DESCRIPTION OF THE TASK.
Gather from the listing below each line that includes the word "Choose", and copy it.

EXTRACTED ENTRIES.
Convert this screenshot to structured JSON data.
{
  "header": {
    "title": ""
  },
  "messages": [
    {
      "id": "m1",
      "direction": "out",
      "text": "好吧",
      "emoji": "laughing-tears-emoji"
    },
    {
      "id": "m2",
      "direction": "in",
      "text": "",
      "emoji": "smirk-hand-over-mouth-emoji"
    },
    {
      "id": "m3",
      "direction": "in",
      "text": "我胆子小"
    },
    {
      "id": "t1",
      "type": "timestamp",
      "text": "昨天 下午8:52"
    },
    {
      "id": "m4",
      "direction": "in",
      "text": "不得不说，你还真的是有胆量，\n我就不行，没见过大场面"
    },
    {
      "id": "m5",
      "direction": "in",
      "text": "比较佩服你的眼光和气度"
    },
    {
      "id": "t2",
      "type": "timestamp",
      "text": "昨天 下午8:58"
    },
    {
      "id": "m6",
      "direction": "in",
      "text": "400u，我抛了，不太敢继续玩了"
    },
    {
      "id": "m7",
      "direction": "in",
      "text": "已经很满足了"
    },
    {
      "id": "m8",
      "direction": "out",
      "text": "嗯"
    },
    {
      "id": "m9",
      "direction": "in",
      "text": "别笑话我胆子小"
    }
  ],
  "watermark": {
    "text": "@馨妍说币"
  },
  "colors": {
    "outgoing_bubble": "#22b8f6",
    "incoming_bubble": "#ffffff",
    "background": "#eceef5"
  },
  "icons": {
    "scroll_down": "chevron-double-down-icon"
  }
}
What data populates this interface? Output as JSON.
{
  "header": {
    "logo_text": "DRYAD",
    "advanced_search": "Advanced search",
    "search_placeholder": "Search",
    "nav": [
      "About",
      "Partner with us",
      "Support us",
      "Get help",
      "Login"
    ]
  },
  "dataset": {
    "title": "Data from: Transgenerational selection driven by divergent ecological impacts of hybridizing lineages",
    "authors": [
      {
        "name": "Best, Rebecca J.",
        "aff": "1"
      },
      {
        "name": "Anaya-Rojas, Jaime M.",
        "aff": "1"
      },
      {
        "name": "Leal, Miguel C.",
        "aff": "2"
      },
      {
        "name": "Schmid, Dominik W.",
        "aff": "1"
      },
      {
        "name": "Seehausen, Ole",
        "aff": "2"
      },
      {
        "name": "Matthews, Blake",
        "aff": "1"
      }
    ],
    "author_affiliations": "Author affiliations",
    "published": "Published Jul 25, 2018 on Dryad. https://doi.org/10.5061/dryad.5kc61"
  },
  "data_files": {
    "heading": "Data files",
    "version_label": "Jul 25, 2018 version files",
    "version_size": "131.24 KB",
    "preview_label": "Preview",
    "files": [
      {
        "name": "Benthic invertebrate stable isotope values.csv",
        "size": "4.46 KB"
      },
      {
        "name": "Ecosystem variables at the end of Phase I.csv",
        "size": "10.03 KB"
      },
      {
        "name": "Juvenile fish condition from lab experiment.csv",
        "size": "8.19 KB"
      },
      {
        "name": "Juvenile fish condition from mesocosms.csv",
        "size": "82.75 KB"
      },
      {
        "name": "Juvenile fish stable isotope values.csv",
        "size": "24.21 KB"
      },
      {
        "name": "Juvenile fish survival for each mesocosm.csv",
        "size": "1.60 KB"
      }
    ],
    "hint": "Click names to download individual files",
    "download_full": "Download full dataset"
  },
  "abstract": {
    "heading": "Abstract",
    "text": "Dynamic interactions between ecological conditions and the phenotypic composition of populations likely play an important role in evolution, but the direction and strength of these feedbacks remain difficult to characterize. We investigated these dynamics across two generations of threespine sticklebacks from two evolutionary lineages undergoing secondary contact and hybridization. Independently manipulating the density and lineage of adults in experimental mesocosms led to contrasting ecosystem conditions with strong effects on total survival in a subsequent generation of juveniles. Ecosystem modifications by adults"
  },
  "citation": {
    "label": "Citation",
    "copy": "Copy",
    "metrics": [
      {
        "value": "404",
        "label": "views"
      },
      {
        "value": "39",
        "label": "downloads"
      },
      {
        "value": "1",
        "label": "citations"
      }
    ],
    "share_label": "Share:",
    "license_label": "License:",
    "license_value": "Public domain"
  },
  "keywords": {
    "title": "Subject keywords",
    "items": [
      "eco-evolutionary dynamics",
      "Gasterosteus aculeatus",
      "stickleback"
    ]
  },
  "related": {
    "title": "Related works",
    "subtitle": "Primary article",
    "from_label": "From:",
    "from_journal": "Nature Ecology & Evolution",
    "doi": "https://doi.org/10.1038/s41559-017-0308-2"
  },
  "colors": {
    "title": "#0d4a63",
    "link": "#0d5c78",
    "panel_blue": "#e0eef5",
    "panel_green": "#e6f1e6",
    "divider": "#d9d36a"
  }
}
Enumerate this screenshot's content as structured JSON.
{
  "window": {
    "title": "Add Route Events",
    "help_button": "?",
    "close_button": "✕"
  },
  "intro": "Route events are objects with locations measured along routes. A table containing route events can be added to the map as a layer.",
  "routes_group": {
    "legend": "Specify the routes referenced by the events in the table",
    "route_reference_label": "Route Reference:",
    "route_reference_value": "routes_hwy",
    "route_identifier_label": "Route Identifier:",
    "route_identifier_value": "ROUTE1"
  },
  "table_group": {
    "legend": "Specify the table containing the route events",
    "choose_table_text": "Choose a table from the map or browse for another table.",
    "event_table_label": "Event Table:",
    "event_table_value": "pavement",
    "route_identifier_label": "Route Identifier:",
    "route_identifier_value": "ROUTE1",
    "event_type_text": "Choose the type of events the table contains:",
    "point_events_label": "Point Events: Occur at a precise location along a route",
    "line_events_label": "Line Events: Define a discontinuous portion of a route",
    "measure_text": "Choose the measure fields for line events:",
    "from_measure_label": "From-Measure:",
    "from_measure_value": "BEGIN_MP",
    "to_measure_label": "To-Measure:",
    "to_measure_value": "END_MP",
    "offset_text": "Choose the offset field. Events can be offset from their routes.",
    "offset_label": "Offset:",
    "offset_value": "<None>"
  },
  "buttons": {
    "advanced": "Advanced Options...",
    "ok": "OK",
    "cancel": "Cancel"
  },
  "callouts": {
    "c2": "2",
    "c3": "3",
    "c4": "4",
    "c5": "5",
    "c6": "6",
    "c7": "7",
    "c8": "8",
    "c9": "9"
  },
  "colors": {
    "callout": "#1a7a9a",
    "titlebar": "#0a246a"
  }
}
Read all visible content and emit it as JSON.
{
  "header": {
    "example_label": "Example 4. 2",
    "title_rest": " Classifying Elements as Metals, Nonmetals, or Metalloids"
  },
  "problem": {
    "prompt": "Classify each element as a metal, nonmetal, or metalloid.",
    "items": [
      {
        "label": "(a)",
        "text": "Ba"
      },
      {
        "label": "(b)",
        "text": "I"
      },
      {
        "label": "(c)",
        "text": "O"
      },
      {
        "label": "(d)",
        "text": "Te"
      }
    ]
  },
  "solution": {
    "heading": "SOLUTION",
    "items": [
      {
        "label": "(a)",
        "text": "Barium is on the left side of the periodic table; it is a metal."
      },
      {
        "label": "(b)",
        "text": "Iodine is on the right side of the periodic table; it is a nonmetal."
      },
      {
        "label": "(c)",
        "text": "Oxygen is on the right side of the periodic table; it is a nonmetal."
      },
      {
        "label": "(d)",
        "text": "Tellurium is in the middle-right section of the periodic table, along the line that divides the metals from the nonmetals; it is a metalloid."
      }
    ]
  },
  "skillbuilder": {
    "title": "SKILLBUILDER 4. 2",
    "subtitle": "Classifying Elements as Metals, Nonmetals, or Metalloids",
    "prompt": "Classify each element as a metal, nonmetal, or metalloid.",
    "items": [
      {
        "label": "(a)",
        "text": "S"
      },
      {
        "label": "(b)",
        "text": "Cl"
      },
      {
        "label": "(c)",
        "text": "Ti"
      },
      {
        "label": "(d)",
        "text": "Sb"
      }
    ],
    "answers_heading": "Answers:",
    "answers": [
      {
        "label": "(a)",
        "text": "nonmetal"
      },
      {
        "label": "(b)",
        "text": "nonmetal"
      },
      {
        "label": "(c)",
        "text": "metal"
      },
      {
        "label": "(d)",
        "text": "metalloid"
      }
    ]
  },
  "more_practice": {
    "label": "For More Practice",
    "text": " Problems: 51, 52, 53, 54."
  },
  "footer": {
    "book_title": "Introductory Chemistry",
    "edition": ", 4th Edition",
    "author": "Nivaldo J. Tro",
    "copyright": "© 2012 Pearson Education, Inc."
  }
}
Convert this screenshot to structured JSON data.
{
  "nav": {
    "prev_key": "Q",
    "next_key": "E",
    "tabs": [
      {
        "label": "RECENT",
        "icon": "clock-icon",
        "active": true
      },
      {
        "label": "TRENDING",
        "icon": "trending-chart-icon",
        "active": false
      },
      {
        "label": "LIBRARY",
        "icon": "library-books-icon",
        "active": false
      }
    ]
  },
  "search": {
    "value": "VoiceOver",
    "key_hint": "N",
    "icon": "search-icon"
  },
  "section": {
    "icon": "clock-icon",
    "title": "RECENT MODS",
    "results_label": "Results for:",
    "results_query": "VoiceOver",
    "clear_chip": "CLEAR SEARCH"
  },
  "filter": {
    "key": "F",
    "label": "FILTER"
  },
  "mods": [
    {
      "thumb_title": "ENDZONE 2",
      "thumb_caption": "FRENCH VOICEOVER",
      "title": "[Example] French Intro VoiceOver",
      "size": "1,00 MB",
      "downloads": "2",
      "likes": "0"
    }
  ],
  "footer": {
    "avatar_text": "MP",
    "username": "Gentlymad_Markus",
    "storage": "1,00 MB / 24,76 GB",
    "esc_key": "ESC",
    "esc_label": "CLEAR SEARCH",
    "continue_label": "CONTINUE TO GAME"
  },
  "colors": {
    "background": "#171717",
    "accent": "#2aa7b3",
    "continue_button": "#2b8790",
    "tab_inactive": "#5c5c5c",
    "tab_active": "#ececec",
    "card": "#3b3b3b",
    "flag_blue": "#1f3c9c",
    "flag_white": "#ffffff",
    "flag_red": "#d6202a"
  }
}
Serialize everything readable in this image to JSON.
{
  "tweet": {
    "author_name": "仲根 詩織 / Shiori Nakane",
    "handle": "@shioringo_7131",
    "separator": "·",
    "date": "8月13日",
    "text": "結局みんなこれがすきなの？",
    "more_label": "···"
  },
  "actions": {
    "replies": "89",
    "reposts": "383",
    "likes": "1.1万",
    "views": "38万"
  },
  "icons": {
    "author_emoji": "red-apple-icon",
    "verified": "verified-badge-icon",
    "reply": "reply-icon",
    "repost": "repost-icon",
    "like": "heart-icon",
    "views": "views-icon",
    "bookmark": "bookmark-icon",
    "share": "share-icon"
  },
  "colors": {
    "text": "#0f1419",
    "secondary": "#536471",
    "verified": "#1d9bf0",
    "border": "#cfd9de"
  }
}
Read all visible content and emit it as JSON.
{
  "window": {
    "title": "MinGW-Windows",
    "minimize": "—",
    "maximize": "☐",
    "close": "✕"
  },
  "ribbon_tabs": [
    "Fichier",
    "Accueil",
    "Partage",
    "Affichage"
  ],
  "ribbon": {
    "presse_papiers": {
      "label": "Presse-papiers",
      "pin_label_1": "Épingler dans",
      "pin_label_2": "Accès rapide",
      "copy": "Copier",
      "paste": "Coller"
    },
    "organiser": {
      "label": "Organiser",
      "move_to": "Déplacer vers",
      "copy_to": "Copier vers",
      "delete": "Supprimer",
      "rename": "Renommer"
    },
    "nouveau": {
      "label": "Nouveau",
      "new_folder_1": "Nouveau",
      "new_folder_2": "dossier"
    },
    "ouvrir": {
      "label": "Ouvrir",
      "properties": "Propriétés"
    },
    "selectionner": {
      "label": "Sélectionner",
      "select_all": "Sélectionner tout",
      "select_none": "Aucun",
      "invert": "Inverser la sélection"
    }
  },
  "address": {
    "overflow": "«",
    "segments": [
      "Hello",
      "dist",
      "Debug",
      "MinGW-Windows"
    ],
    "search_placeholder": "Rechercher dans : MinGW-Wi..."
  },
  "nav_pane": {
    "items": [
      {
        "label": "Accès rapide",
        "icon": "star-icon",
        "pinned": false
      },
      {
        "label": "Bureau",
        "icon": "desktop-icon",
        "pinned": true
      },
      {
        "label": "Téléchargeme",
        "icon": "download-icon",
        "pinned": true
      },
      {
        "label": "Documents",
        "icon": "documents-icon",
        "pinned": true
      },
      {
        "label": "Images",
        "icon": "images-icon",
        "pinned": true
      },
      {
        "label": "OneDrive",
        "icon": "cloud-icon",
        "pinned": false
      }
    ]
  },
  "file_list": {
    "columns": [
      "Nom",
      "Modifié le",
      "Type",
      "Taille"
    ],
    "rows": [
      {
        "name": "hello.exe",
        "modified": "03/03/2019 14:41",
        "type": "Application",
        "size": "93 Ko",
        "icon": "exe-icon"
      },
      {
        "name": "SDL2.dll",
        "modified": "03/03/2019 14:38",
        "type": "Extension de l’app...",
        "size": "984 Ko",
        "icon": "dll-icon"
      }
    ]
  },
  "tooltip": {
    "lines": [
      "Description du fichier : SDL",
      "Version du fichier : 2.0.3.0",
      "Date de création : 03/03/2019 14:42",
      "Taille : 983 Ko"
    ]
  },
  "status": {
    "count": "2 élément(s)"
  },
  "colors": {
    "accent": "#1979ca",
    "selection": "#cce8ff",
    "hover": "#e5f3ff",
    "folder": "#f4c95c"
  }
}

ANSWER BOX.
    "choose_table_text": "Choose a table from the map or browse for another table.",
    "event_type_text": "Choose the type of events the table contains:",
    "measure_text": "Choose the measure fields for line events:",
    "offset_text": "Choose the offset field. Events can be offset from their routes.",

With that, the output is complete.